Review by Frank Plowright
Over the course of this thick digest sized collection John Stanley continues to refine the techniques that made Little Lulu such an enduring all-ages favourite, with four issues reprinted from 1949.
Anyone approaching this material should be aware that the stories are very much of their era, and there should be no expectation of them conforming to present day social considerations. Children are spanked, there’s no glossing over Tubby being overweight, or earning his nickname on that account, and the cast are entirely white. It’s worth pointing out that the alternative might have been the racial caricatures so prevalent in other comics of the era, and the ignorant cruelty of children is universal and timeless.
A particularly good story with no hint of 21st century political correctness has the boys holding a beauty contest.
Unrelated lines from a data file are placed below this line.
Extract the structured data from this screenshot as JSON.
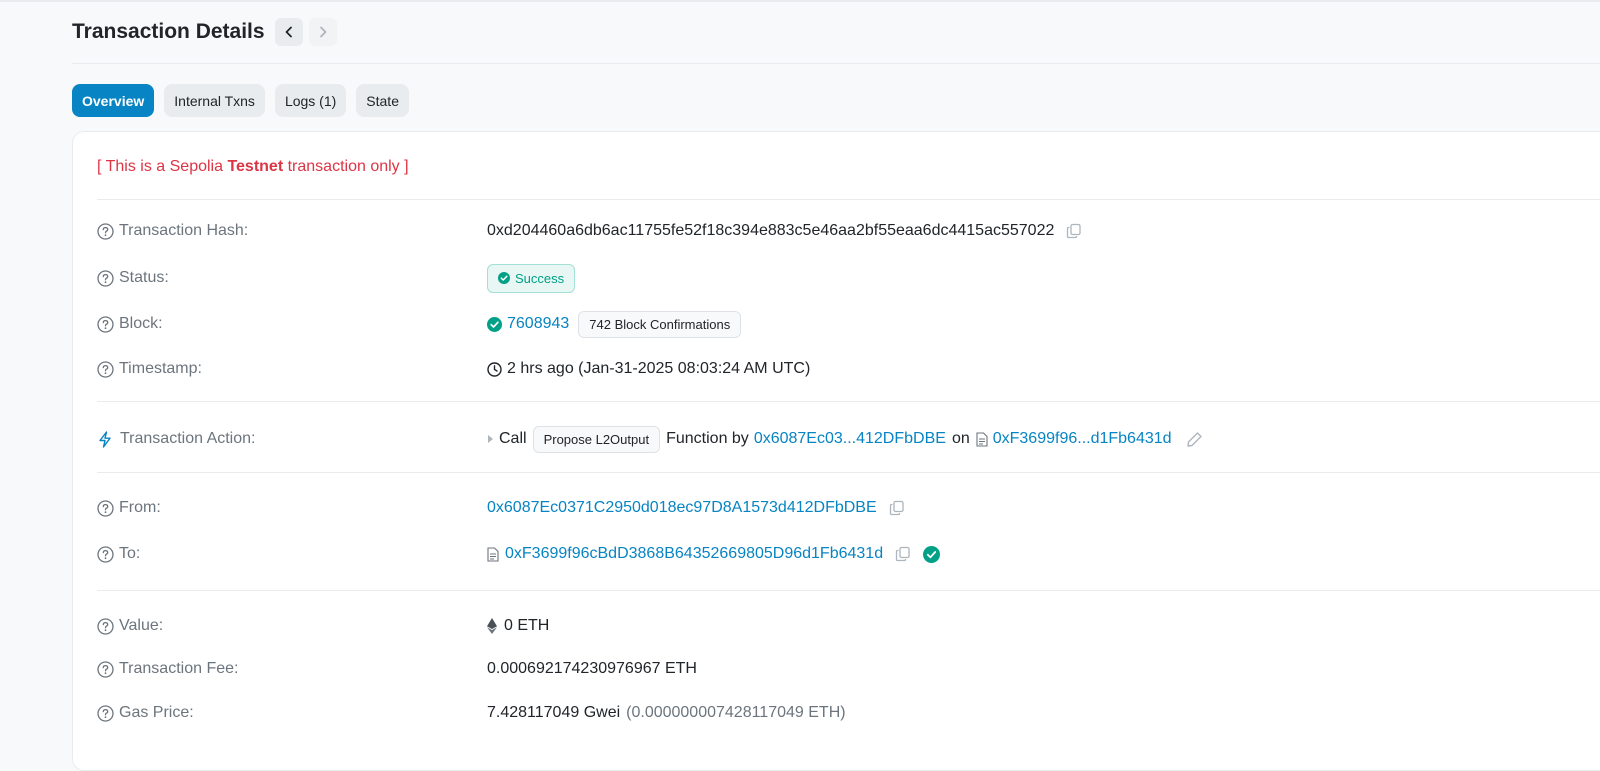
{
  "header": {
    "title": "Transaction Details"
  },
  "tabs": [
    {
      "label": "Overview"
    },
    {
      "label": "Internal Txns"
    },
    {
      "label": "Logs (1)"
    },
    {
      "label": "State"
    }
  ],
  "notice": {
    "prefix": "[ This is a Sepolia ",
    "emphasis": "Testnet",
    "suffix": " transaction only ]"
  },
  "fields": {
    "hash": {
      "label": "Transaction Hash:",
      "value": "0xd204460a6db6ac11755fe52f18c394e883c5e46aa2bf55eaa6dc4415ac557022"
    },
    "status": {
      "label": "Status:",
      "value": "Success"
    },
    "block": {
      "label": "Block:",
      "number": "7608943",
      "confirmations": "742 Block Confirmations"
    },
    "timestamp": {
      "label": "Timestamp:",
      "value": "2 hrs ago (Jan-31-2025 08:03:24 AM UTC)"
    },
    "action": {
      "label": "Transaction Action:",
      "call": "Call",
      "method": "Propose L2Output",
      "function_by": "Function by",
      "by_address": "0x6087Ec03...412DFbDBE",
      "on": "on",
      "contract": "0xF3699f96...d1Fb6431d"
    },
    "from": {
      "label": "From:",
      "value": "0x6087Ec0371C2950d018ec97D8A1573d412DFbDBE"
    },
    "to": {
      "label": "To:",
      "value": "0xF3699f96cBdD3868B64352669805D96d1Fb6431d"
    },
    "value": {
      "label": "Value:",
      "value": "0 ETH"
    },
    "fee": {
      "label": "Transaction Fee:",
      "value": "0.000692174230976967 ETH"
    },
    "gas_price": {
      "label": "Gas Price:",
      "gwei": "7.428117049 Gwei",
      "eth": "(0.000000007428117049 ETH)"
    }
  },
  "colors": {
    "accent": "#0784c3",
    "success": "#00a186",
    "danger": "#dc3545"
  }
}
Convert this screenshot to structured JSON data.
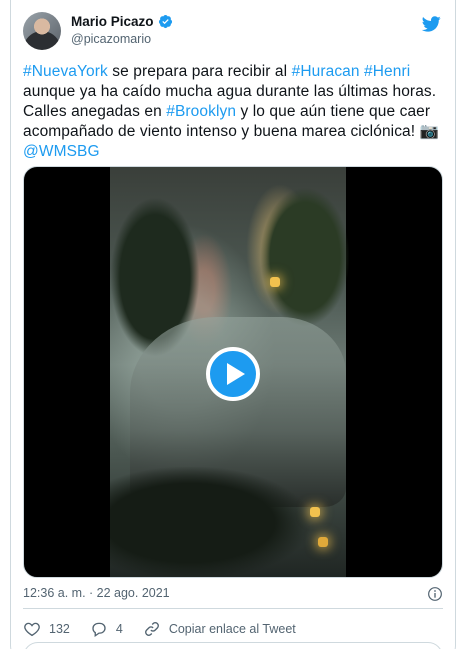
{
  "author": {
    "name": "Mario Picazo",
    "handle": "@picazomario",
    "verified": true
  },
  "tweet": {
    "segments": [
      {
        "text": "#NuevaYork",
        "link": true
      },
      {
        "text": " se prepara para recibir al ",
        "link": false
      },
      {
        "text": "#Huracan",
        "link": true
      },
      {
        "text": " ",
        "link": false
      },
      {
        "text": "#Henri",
        "link": true
      },
      {
        "text": " aunque ya ha caído mucha agua durante las últimas horas. Calles anegadas en ",
        "link": false
      },
      {
        "text": "#Brooklyn",
        "link": true
      },
      {
        "text": " y lo que aún tiene que caer acompañado de viento intenso y buena marea ciclónica! ",
        "link": false
      },
      {
        "text": "📷",
        "link": false
      },
      {
        "text": "@WMSBG",
        "link": true
      }
    ]
  },
  "meta": {
    "timestamp": "12:36 a. m. · 22 ago. 2021"
  },
  "actions": {
    "likes": "132",
    "replies": "4",
    "copy_link": "Copiar enlace al Tweet"
  },
  "colors": {
    "accent": "#1d9bf0",
    "text": "#0f1419",
    "muted": "#536471",
    "border": "#cfd9de"
  },
  "icons": {
    "brand": "twitter-bird-icon",
    "verified": "verified-badge-icon",
    "info": "info-icon",
    "like": "heart-icon",
    "reply": "reply-icon",
    "link": "link-icon",
    "play": "play-icon"
  }
}
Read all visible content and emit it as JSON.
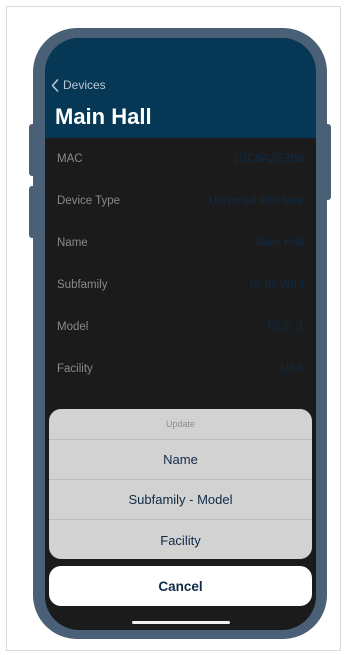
{
  "header": {
    "back_label": "Devices",
    "title": "Main Hall"
  },
  "details": [
    {
      "label": "MAC",
      "value": "1DC9A2E2B8"
    },
    {
      "label": "Device Type",
      "value": "Universal interface"
    },
    {
      "label": "Name",
      "value": "Main Hall"
    },
    {
      "label": "Subfamily",
      "value": "IS-IR-WIFI"
    },
    {
      "label": "Model",
      "value": "RCF_1"
    },
    {
      "label": "Facility",
      "value": "USA"
    }
  ],
  "action_sheet": {
    "title": "Update",
    "options": [
      "Name",
      "Subfamily - Model",
      "Facility"
    ],
    "cancel_label": "Cancel"
  },
  "colors": {
    "header_bg": "#063855",
    "frame": "#4a6076",
    "text_accent": "#0f2b45"
  }
}
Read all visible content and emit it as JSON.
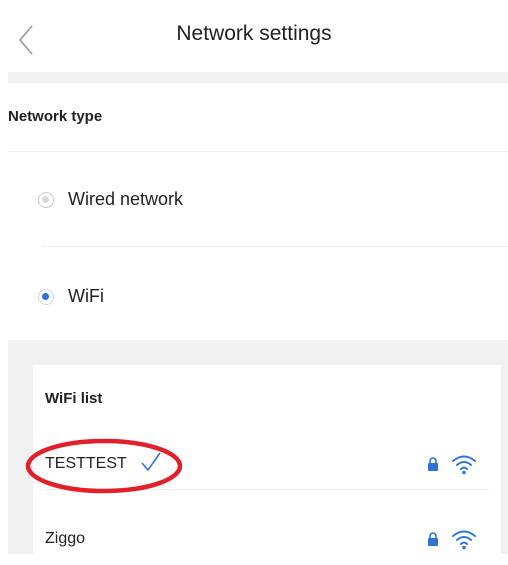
{
  "header": {
    "title": "Network settings",
    "back_icon": "chevron-left-icon"
  },
  "network_type": {
    "heading": "Network type",
    "options": [
      {
        "label": "Wired network",
        "selected": false
      },
      {
        "label": "WiFi",
        "selected": true
      }
    ]
  },
  "wifi_list": {
    "heading": "WiFi list",
    "networks": [
      {
        "ssid": "TESTTEST",
        "connected": true,
        "secured": true,
        "icons": [
          "checkmark-icon",
          "lock-icon",
          "wifi-signal-icon"
        ]
      },
      {
        "ssid": "Ziggo",
        "connected": false,
        "secured": true,
        "icons": [
          "lock-icon",
          "wifi-signal-icon"
        ]
      }
    ]
  },
  "colors": {
    "accent": "#2f73d6",
    "annotation": "#e0202a",
    "text": "#222222",
    "background_gray": "#f1f1f1"
  }
}
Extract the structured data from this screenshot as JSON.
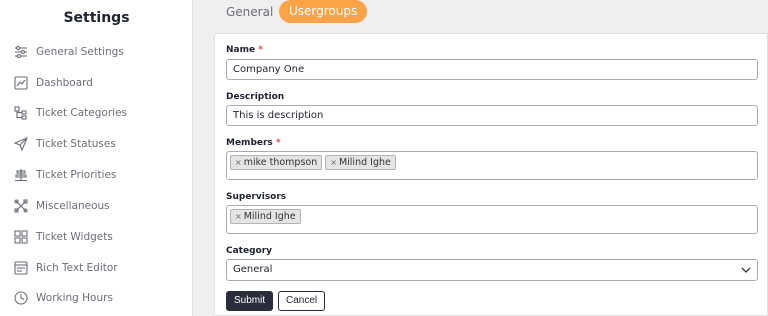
{
  "sidebar": {
    "title": "Settings",
    "items": [
      {
        "label": "General Settings",
        "icon": "sliders-icon"
      },
      {
        "label": "Dashboard",
        "icon": "chart-icon"
      },
      {
        "label": "Ticket Categories",
        "icon": "tree-icon"
      },
      {
        "label": "Ticket Statuses",
        "icon": "send-icon"
      },
      {
        "label": "Ticket Priorities",
        "icon": "priority-icon"
      },
      {
        "label": "Miscellaneous",
        "icon": "tools-icon"
      },
      {
        "label": "Ticket Widgets",
        "icon": "widgets-icon"
      },
      {
        "label": "Rich Text Editor",
        "icon": "editor-icon"
      },
      {
        "label": "Working Hours",
        "icon": "clock-icon"
      }
    ]
  },
  "tabs": {
    "general": "General",
    "usergroups": "Usergroups",
    "active_color": "#fba346"
  },
  "form": {
    "name": {
      "label": "Name",
      "required_mark": "*",
      "value": "Company One"
    },
    "description": {
      "label": "Description",
      "value": "This is description"
    },
    "members": {
      "label": "Members",
      "required_mark": "*",
      "tags": [
        "mike thompson",
        "Milind Ighe"
      ]
    },
    "supervisors": {
      "label": "Supervisors",
      "tags": [
        "Milind Ighe"
      ]
    },
    "category": {
      "label": "Category",
      "value": "General"
    },
    "tag_remove": "×",
    "submit_label": "Submit",
    "cancel_label": "Cancel"
  }
}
The simpering Gloria, well aware of her popularity, plays up to Tubby and the gang to ensure victory, and Lulu is made to feel bad as she’s not been genetically blessed. The strength of this material, though, is Lulu’s consistent spirit and resilience, and this coping mechanism results in a turnaround when she announces the girls will be picking the most handsome boy immediately after the boys’ select their winner. Cue havoc.
There’s a new style of story as Stanley applies his surreal sense of humour to a dream Lulu has, not among the strongest material here, and another of a haunted dolls house, which is better and would be occasionally reprised. Henceforth, though, he’d confine the surreal elements to the tales of the little poor girl with which Lulu placates Alvin. She features in ‘The Deep Black River’, an absolute gem in which the girl is alone in a castle surrounded by a round lake patrolled by a monster. It’s heartbreaking, funny and beautifully constructed, a story that would have worked as an illustrated book, yet just another day at the job for Stanley. Back in more familiar territory there’s a cracking story of Tubby as inept detective the Spider. As ever, he has a hilarious disguise, winds up Mr Moppet a treat and solves the case of the missing wig by chance.
Irving Tripp draws these tales from Stanley’s layouts, beautifully interpreting the cast. The presence of Tubby’s ridiculously small hat continually raises a smile for the manner in which it’s seemingly superglued to his head, and the variety of expressions he manages using just mouth and eyebrows are an exercise in applied simplicity. The next collection is Letters to Santa.